by 1981, Ebersol was persuaded to return to SNL by the late Brandon Tartikoff, who was once
Ebersol's assistant. His return brought about another life-altering

“The second host that I had was an actress I didn't know named Susan
St. James,” he says. “I went to her hotel to meet with her, and within five
minutes, we were crazy about each other. We were dating by the end of the week
and married six weeks after.”

His secret in landing the actress? “She says that I wore some pretty
sexy leather pants to that first meeting, but I don't remember,” he says
with a laugh.

At the time, Ebersol also formed a production company that would develop
Friday Night Videos, Saturday Night's Main Event and
Later With Bob Costas. He left
SNL again in 1985 and devoted his time to the company,
called No Sleep Productions, before returning to NBC in 1989 as both president
of NBC Sports and senior VP of NBC News.

While Ebersol has been involved in the TV production of virtually every
major sporting event in the country, 1995 sticks out as a high point in his
career. Ebersol, over a series of four months, embraced his Olympics background
by securing two deals for NBC to broadcast the Olympics from 2000 all the way
through 2008, a groundbreaking achievement. “Those represent to me the great
innovative deals of my career,” says Ebersol, who credits NBC Universal
Television Networks Group President Randy Falco as well.

For a man who has been involved in everything from the creation of an
iconoclastic show to the building of a television sports empire, it's the
Olympics that still excite him the most. “If there's anything that is the
center of my career both creatively and emotionally, it's the Olympics,” he
says. “It's the only thing left I literally produce myself, and if I
didn't, I think I probably would have moved on by now.”

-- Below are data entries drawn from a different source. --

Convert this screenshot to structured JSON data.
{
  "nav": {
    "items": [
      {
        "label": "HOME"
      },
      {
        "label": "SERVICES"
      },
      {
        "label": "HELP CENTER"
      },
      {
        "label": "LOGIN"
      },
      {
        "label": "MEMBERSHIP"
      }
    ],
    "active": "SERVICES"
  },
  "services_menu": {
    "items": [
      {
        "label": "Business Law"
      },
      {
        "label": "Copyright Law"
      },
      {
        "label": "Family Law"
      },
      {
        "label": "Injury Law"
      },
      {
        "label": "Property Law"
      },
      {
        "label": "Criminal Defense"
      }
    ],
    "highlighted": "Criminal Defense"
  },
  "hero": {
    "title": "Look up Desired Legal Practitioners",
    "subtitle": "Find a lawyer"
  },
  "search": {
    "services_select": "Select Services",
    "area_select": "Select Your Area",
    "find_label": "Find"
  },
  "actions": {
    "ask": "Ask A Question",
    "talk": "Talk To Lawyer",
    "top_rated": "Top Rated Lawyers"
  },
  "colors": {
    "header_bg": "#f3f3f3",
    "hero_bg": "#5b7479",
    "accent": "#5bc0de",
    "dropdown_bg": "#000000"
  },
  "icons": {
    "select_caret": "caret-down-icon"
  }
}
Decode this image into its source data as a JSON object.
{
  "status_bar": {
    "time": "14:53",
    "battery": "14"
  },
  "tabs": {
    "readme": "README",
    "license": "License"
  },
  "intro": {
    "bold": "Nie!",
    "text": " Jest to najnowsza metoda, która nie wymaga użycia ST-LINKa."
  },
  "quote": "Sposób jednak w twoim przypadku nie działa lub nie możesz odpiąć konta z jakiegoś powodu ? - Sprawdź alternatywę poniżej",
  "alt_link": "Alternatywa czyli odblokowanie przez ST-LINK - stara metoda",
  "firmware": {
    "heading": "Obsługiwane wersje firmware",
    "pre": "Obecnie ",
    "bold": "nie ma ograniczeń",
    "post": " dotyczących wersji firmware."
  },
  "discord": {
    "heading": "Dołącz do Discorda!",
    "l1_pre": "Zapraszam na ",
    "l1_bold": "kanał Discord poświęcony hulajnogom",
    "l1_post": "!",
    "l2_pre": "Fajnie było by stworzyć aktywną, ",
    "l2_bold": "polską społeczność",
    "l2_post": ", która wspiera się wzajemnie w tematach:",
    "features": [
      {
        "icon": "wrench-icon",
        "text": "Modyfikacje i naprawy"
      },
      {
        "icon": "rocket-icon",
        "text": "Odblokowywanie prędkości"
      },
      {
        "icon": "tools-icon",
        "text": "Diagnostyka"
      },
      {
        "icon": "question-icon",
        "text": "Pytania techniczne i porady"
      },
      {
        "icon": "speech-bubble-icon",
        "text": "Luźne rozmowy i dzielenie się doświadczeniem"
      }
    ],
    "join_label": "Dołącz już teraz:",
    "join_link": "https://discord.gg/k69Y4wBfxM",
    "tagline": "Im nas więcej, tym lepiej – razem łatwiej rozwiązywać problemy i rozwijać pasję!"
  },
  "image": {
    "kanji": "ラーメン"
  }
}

NBC now has extended its Olympics arrangement until 2012, when
Ebersol's contract ends and when he says he'll step out of the production
truck for the last time. He and his wife will split time between Martha's
Vineyard and Colorado. And after last year's tragedy, he will do so with a
new perspective.

“I will never be cynical again about people,” Ebersol says. “You
learn at a time like that just how loving and caring people can be.”